When he was on the run, a small group of us surprised him as he stole down a quiet street one evening. We took him to a safe house. There, we made arrangements to get supplies and to communicate via telegram with an ally from the outside. My brother worked at the telegram office. He told us it was scheduled to be unguarded for 2 hours in the evening on the Saturday that was The Party-Head’s name day. Everyone in the city would be required to attend the ceremony. The timing would be tight but it was a perfect opportunity.
We formed a team. The first unit checked out the telegram office and it was clear. Then Marta and I took Monica to my brother and went in. Just as we began our transmission, the police raided us. How? We had been so careful…
They dragged us out and marched us through the square which was littered with dandelion drawings and gray faces. Then they took us to the basement of a municipal building that had been repurposed into a sort of prison. My brother shouted at a police man in gray who dragged Monica from his hands and pushed her, crying, into line with the rest of us. My brother looked scared, incredulous, gray. He continued his frantic yelling and another police man in a gray uniform hit him in the head with a gunmetal gray rifle.
And then we were in the basement, Marta, me and, Monica too. With us were the 10 who had helped us execute the rendezvous at the telegram office. And my unconscious brother.
It only took 2 hours of questioning for the police to find 10 more of our group and more have been brought in since. I am sure there will be more before long. Some arrived with wounds, bloody faces, broken fingers. Some came quietly. There are children and old people here. There are people I know and many I’ve never seen before. Are these strangers even really part of the movement? It doesn’t matter. Everyone is scared.
I sit here and stare at Monica’s tear streaked face as she sleeps fitfully in Marta’s arms.
I sit here beside my brother, who sleeps fitfully as well, but for entirely different reasons.
I know as I watch his face that he is the one who gave us up to the police as sure as Monica drew that first dandelion.
There is a type of nettle that resembles the dandelion’s greens. We ate dandelion greens in the woods when we were hiding. They are a nourishing food source when nothing else is available. We had to learn, though, to distinguish the green from its prickly, malevolent relative, the stinging nettle. When picked, the stinging nettle burns and swells the flesh with an instant fiery rash. If you can tell the difference, there is no danger, but if you don’t know the difference… well, you’re stung.

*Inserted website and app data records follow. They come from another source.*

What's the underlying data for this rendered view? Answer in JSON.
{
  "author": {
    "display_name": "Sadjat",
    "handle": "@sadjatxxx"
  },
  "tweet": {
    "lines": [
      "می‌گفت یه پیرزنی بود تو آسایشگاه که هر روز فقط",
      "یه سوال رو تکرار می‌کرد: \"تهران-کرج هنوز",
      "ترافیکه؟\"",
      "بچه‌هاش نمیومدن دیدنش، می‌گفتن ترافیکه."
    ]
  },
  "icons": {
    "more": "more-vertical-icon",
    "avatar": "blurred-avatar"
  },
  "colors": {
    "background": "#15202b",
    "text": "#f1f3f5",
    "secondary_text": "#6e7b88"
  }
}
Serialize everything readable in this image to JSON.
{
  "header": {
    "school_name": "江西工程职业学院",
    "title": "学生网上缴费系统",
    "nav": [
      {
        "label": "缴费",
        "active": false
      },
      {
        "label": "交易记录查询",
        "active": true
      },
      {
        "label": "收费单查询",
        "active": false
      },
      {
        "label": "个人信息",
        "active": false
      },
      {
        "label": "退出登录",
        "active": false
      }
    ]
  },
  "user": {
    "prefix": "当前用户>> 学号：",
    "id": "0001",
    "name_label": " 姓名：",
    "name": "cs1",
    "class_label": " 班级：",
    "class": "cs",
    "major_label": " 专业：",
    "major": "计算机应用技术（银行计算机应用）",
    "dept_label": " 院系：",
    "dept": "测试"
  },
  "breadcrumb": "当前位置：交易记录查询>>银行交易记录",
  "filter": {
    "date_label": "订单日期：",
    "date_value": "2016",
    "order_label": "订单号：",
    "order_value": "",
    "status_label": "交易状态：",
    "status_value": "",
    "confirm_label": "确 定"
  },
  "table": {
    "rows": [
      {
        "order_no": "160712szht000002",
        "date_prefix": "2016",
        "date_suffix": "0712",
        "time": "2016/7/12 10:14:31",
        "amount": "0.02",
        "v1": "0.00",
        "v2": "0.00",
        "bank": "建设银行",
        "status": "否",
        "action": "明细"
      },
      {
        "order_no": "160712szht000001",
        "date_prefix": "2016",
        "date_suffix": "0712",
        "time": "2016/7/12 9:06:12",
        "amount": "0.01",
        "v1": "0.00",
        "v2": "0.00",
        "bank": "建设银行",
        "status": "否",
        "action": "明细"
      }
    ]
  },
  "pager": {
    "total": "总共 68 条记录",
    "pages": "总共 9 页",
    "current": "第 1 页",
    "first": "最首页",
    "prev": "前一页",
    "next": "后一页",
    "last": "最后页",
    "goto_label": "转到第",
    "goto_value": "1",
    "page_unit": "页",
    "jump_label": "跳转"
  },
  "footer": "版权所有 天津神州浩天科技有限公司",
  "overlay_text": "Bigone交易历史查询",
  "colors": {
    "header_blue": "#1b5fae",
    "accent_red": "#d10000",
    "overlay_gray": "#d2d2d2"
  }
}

And now. What happens to dandelions in the dark? What happens when people decide a flower is actually a weed? They poison it. They eradicate it.
As I stroke my daughter’s yellow hair, the color of sunshine, the color of a bright flower, I think to myself, the seeds of revolution are like the seeds of the dandelion tuft. I close my eyes, make a wish and blow.
Eve M. Kerrigan is a writer of fiction, personal essays and screenplays. Her work has appeared in “The Oddville Press,” online magazine “Sociology of Style,” pop culture blog “The Narcissistic Anthropologist”, and on her personal blog “Tumsen.wordpress.com.” She is a mother-to-be and a caretaker of small animals and has recently moved back to Southern New England after a very long absence.